(Task requirements)
Set down the entries that follow exactly as written, leaving out any images.

(Source information)

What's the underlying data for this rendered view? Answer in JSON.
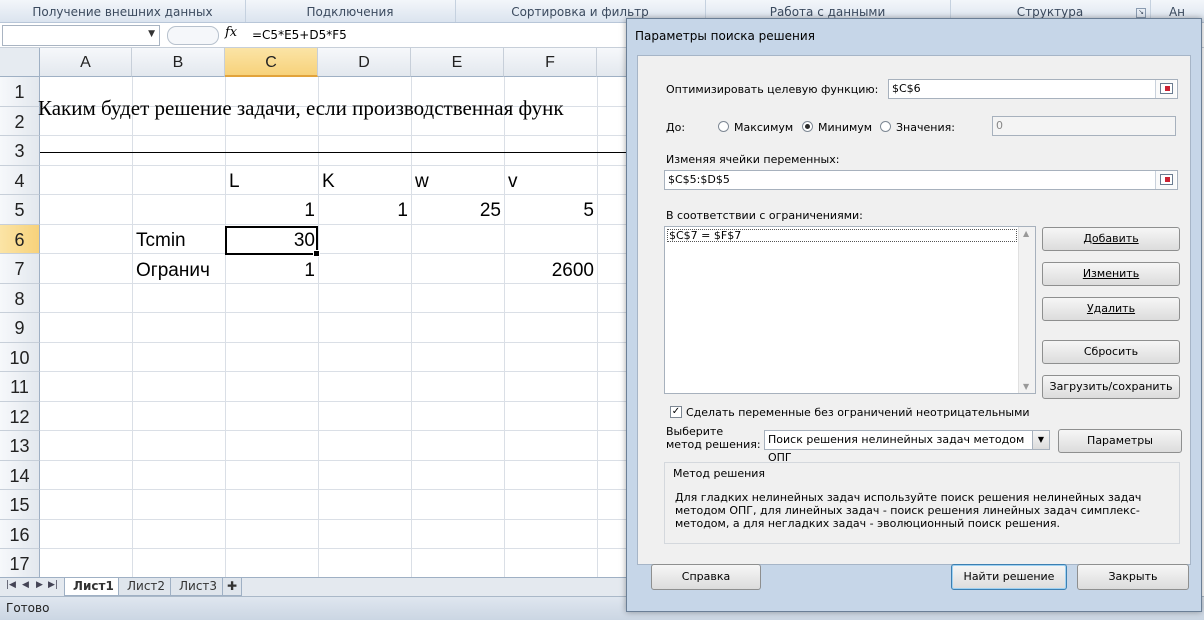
{
  "ribbon": {
    "groups": [
      "Получение внешних данных",
      "Подключения",
      "Сортировка и фильтр",
      "Работа с данными",
      "Структура",
      "Ан"
    ]
  },
  "formula_bar": {
    "name_box": "",
    "fx_label": "fx",
    "formula": "=C5*E5+D5*F5"
  },
  "sheet": {
    "columns": [
      "A",
      "B",
      "C",
      "D",
      "E",
      "F"
    ],
    "rows": [
      "1",
      "2",
      "3",
      "4",
      "5",
      "6",
      "7",
      "8",
      "9",
      "10",
      "11",
      "12",
      "13",
      "14",
      "15",
      "16",
      "17"
    ],
    "headline": "Каким будет решение задачи, если производственная функ",
    "labels": {
      "L": "L",
      "K": "K",
      "w": "w",
      "v": "v"
    },
    "values": {
      "C5": "1",
      "D5": "1",
      "E5": "25",
      "F5": "5",
      "C6": "30",
      "C7": "1",
      "F7": "2600"
    },
    "row_labels": {
      "B6": "Tcmin",
      "B7": "Огранич"
    },
    "selected_cell": "C6"
  },
  "sheet_tabs": [
    "Лист1",
    "Лист2",
    "Лист3"
  ],
  "status": "Готово",
  "dialog": {
    "title": "Параметры поиска решения",
    "objective_label": "Оптимизировать целевую функцию:",
    "objective_value": "$C$6",
    "to_label": "До:",
    "radio_max": "Максимум",
    "radio_min": "Минимум",
    "radio_value": "Значения:",
    "value_field": "0",
    "vars_label": "Изменяя ячейки переменных:",
    "vars_value": "$C$5:$D$5",
    "constraints_label": "В соответствии с ограничениями:",
    "constraints": [
      "$C$7 = $F$7"
    ],
    "btn_add": "Добавить",
    "btn_change": "Изменить",
    "btn_delete": "Удалить",
    "btn_reset": "Сбросить",
    "btn_load_save": "Загрузить/сохранить",
    "nonneg_label": "Сделать переменные без ограничений неотрицательными",
    "method_label_1": "Выберите",
    "method_label_2": "метод решения:",
    "method_value": "Поиск решения нелинейных задач методом ОПГ",
    "btn_params": "Параметры",
    "method_group_title": "Метод решения",
    "method_desc": "Для гладких нелинейных задач используйте поиск решения нелинейных задач методом ОПГ, для линейных задач - поиск решения линейных задач симплекс-методом, а для негладких задач - эволюционный поиск решения.",
    "btn_help": "Справка",
    "btn_solve": "Найти решение",
    "btn_close": "Закрыть"
  }
}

(Solution to this exercise)
What's the underlying data for this rendered view? Answer in JSON.
{
  "ribbon": {
    "groups": [
      "Получение внешних данных",
      "Подключения",
      "Сортировка и фильтр",
      "Работа с данными",
      "Структура",
      "Ан"
    ]
  },
  "formula_bar": {
    "name_box": "",
    "fx_label": "fx",
    "formula": "=C5*E5+D5*F5"
  },
  "sheet": {
    "columns": [
      "A",
      "B",
      "C",
      "D",
      "E",
      "F"
    ],
    "rows": [
      "1",
      "2",
      "3",
      "4",
      "5",
      "6",
      "7",
      "8",
      "9",
      "10",
      "11",
      "12",
      "13",
      "14",
      "15",
      "16",
      "17"
    ],
    "headline": "Каким будет решение задачи, если производственная функ",
    "labels": {
      "L": "L",
      "K": "K",
      "w": "w",
      "v": "v"
    },
    "values": {
      "C5": "1",
      "D5": "1",
      "E5": "25",
      "F5": "5",
      "C6": "30",
      "C7": "1",
      "F7": "2600"
    },
    "row_labels": {
      "B6": "Tcmin",
      "B7": "Огранич"
    },
    "selected_cell": "C6"
  },
  "sheet_tabs": [
    "Лист1",
    "Лист2",
    "Лист3"
  ],
  "status": "Готово",
  "dialog": {
    "title": "Параметры поиска решения",
    "objective_label": "Оптимизировать целевую функцию:",
    "objective_value": "$C$6",
    "to_label": "До:",
    "radio_max": "Максимум",
    "radio_min": "Минимум",
    "radio_value": "Значения:",
    "value_field": "0",
    "vars_label": "Изменяя ячейки переменных:",
    "vars_value": "$C$5:$D$5",
    "constraints_label": "В соответствии с ограничениями:",
    "constraints": [
      "$C$7 = $F$7"
    ],
    "btn_add": "Добавить",
    "btn_change": "Изменить",
    "btn_delete": "Удалить",
    "btn_reset": "Сбросить",
    "btn_load_save": "Загрузить/сохранить",
    "nonneg_label": "Сделать переменные без ограничений неотрицательными",
    "method_label_1": "Выберите",
    "method_label_2": "метод решения:",
    "method_value": "Поиск решения нелинейных задач методом ОПГ",
    "btn_params": "Параметры",
    "method_group_title": "Метод решения",
    "method_desc": "Для гладких нелинейных задач используйте поиск решения нелинейных задач методом ОПГ, для линейных задач - поиск решения линейных задач симплекс-методом, а для негладких задач - эволюционный поиск решения.",
    "btn_help": "Справка",
    "btn_solve": "Найти решение",
    "btn_close": "Закрыть"
  }
}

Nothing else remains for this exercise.